Saturday, March 1, 2008
Violets are blue, and so are you: Amethyst!
Isn't that amazing that some minerals can be found in so many different forms, colors, varieties, locations and ore deposits? such is the case of Tectosilicate Quartz (SiO2), an old German / Saxony's word that meant ice very frozen.
Quartz is the most abundant mineral in the surface of the world, found in almost each and every type of rock, or by itself in geodes, or cavities in acidic volcanic lavas, or magmas. However, one of the prettiest of all quartz varieties is the purple or violet colored gemstone, known as "amethyst" a semi-precious stone beloved by many people, including me.
For a mineralogist, the value of an amethyst comes from its degree of crystallization, color and size. The deeper the color, the larger the size, and the most perfect its crystals are, among other features makes it more valuable, and even appreciated in a Museum of Natural History.
The name "Amethyst" comes from the Greek "amethos" or alcohol. The following story is not well known, but I learned it from Professor Raul Ortiz Asiain (for me, the best Mineralogist in Mexico of all times), that people that eat amethyst dust did not suffer of hang over after drinking heavily the night before. I never tried such a recipe, because first of all I don't drink; I haven't heard this anywhere else in the world, and Professor Ortiz Asiain passed away more than 10 years ago, rest in peace.
Anyhow, let us go technical:
Chemical Formula: SiO2
Molecular Weight = 60.08 gm
Environment: Sedimentary, metamorphic, and igneous rocks.
Locality: Very common mineral found world wide.
Name Origin: From the German "quarz", of uncertain origin.
From the same chemical formula:
Agate - Banded variety of chalcedony

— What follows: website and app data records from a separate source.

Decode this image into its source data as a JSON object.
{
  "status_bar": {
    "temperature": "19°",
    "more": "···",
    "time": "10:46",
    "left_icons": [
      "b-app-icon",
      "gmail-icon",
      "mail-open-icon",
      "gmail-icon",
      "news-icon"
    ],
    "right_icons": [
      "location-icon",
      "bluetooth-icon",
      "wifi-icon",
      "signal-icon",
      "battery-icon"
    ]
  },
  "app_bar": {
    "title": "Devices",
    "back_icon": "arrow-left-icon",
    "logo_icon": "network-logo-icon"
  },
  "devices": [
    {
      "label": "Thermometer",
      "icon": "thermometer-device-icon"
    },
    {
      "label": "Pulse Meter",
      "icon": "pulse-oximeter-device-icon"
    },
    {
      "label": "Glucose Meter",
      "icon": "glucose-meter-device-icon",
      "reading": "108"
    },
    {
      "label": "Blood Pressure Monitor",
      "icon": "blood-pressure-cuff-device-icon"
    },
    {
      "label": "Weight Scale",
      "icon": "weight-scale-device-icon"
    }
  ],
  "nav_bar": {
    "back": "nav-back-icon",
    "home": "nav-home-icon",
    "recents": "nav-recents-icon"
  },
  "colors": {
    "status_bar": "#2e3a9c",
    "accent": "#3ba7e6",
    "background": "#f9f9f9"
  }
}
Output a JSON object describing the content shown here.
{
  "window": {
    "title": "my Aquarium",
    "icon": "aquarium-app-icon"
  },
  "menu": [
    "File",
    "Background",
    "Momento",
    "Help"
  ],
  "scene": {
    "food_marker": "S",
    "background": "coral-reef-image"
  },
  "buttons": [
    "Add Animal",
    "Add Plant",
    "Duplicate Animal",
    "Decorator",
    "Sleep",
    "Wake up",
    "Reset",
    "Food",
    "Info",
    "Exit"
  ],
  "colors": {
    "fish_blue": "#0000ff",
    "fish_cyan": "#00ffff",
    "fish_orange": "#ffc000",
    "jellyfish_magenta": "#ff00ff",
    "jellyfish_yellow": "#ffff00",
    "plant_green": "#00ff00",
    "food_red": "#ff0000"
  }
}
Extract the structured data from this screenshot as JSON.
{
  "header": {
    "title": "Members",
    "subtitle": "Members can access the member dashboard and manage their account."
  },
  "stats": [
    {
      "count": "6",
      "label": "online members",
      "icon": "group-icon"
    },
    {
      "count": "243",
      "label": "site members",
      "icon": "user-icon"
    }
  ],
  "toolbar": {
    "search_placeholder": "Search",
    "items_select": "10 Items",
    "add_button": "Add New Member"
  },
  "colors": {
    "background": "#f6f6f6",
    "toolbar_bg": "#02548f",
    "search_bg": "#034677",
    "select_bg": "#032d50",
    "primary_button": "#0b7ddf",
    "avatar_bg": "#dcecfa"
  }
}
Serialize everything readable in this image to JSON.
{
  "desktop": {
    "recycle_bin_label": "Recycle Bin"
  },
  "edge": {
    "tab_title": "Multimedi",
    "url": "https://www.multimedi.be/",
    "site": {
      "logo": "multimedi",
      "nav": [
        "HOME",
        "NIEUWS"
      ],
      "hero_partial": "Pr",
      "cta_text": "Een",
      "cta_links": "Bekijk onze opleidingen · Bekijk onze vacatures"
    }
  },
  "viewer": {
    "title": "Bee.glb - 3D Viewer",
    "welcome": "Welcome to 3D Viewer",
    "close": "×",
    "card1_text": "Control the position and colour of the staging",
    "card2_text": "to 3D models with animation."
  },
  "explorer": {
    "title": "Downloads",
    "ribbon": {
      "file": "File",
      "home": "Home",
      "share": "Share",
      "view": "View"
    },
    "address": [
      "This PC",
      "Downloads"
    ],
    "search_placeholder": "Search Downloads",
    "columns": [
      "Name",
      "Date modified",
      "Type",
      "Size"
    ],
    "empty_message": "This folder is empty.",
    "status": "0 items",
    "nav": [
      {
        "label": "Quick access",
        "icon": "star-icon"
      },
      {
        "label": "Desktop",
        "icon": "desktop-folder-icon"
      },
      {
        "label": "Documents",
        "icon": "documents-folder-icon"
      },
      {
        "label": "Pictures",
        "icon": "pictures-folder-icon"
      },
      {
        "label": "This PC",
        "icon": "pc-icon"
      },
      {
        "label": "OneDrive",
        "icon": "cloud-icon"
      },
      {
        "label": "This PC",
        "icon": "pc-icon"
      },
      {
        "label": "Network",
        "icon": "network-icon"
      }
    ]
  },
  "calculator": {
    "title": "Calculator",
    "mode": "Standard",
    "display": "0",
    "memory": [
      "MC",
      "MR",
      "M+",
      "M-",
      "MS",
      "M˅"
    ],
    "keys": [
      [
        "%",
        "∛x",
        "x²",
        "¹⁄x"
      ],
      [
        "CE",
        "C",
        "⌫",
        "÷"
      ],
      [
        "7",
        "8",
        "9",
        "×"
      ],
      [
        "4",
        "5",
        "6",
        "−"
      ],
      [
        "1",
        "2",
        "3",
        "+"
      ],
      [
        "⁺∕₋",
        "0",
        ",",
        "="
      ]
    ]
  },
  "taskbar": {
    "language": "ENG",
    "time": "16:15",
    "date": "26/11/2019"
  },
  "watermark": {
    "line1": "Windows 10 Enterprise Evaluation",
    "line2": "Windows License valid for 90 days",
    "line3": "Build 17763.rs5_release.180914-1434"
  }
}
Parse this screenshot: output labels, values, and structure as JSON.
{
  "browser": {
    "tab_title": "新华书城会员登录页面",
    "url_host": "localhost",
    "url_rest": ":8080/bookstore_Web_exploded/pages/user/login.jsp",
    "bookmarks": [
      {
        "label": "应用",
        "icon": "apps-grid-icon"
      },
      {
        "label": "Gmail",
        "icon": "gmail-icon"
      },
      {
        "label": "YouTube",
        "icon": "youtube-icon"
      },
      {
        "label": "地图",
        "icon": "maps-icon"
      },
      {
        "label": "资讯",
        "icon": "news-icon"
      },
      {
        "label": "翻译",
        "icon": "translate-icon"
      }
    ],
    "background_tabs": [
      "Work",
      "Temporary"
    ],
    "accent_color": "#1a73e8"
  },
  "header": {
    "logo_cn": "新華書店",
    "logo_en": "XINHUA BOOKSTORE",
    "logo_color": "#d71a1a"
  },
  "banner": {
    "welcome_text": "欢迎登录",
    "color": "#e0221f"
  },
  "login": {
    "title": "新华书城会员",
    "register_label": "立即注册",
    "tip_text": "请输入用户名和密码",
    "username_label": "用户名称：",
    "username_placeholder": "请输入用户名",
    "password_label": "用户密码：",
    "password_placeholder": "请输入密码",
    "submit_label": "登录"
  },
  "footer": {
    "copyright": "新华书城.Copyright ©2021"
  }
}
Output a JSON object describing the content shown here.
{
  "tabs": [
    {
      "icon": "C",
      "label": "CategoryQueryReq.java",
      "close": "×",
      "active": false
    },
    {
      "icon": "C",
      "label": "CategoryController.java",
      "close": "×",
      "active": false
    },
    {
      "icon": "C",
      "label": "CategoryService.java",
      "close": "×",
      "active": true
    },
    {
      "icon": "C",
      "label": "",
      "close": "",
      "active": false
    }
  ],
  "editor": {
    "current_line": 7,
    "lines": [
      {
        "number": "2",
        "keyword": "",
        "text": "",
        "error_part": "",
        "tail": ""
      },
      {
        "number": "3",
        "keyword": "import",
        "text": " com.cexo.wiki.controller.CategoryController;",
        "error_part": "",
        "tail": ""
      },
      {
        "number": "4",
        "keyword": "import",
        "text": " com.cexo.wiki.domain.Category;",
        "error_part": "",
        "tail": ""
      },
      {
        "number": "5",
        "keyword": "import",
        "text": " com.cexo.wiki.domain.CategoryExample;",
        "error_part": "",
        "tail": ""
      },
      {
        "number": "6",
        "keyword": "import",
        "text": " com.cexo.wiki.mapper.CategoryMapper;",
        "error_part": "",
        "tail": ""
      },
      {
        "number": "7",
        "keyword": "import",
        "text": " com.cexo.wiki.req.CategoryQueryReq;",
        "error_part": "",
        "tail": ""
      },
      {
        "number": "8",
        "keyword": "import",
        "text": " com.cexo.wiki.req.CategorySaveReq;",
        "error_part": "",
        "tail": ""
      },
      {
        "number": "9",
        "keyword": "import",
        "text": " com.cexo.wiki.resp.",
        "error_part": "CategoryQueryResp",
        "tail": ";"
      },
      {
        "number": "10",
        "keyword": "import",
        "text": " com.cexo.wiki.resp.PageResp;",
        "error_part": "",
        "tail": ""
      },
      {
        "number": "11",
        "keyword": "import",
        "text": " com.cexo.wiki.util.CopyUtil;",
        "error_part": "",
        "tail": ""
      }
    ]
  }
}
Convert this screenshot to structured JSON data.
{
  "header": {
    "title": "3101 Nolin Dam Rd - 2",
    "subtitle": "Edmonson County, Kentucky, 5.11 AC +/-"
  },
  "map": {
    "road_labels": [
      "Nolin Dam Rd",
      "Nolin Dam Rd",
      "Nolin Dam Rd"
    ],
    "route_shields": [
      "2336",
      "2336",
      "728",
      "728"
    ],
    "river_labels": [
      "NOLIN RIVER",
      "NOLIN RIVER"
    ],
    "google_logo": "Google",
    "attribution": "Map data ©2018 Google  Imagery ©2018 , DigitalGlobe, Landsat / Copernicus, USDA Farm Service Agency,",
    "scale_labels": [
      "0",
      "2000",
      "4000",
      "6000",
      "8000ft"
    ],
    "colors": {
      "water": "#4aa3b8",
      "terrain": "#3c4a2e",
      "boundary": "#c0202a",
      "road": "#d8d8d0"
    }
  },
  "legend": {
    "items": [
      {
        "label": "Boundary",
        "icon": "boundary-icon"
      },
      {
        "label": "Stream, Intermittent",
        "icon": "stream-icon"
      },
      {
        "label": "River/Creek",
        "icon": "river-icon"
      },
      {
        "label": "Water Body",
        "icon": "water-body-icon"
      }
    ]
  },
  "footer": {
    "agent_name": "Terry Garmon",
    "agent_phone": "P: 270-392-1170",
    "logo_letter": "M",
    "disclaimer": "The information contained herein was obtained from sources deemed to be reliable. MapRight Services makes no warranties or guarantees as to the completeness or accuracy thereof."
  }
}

Amethyst - Purple
Avanturine - Feebly translucent chalcedony
Carnelian - Flesh red chalcedony
Cat's Eye - Chatoyant
Chalcedony - Micro crystalline quartz
Chert - Crypto crystalline quartz
Chrysoprase - Apple green chalcedony
Citrine - Yellow
Flint - Micro crystalline quartz
Hornstone - Flint
Jasper - Red or brown chalcedony
Moss Agate - Variety of chalcedony
Plasma - Green chalcedony
Prase - Leek green chalcedony
Rock Crystal - Transparent
Rose Quartz - Rose colored
Sapphire Quartz - Blue colored
Smoky Quartz - Brown to black
Tiger Eye - Pseudomorph of asbestos
Crystal System: Trigonal - Trapezohedral
Cleavage:  Indistinct
Color: Brown, Colorless, Violet, Gray, Yellow.
Density: 2.6 - 2.65, Average = 2.62
Fracture: Conchoidal - Fractures developed in brittle materials characterized by smoothly curving surfaces, (e.g. quartz).
Habit: Crystalline - Coarse - Occurs as well-formed coarse sized crystals.
Habit: Crystalline - Fine - Occurs as well-formed fine sized crystals.
Habit: Druse - Crystal growth in a cavity which results in numerous crystal tipped surfaces.
Hardness: 7 - Quartz
Luster: Vitreous (Glassy)
Ok, enough I think, by now I am sure you are an expert in Amethyst and its mother quartz. By the way, the only joke I remember about quartz goes like this: Dad (a little quartz talking to his father), is it true that we precipited out of solution? Dad answers: Of Quartz!
Have a terrific weekend, and in the meantime, you may want visit my website where you can find a nice picture of the day taken by me somewhere in the world with my nice Nikon D40X: Oscar el Mexicano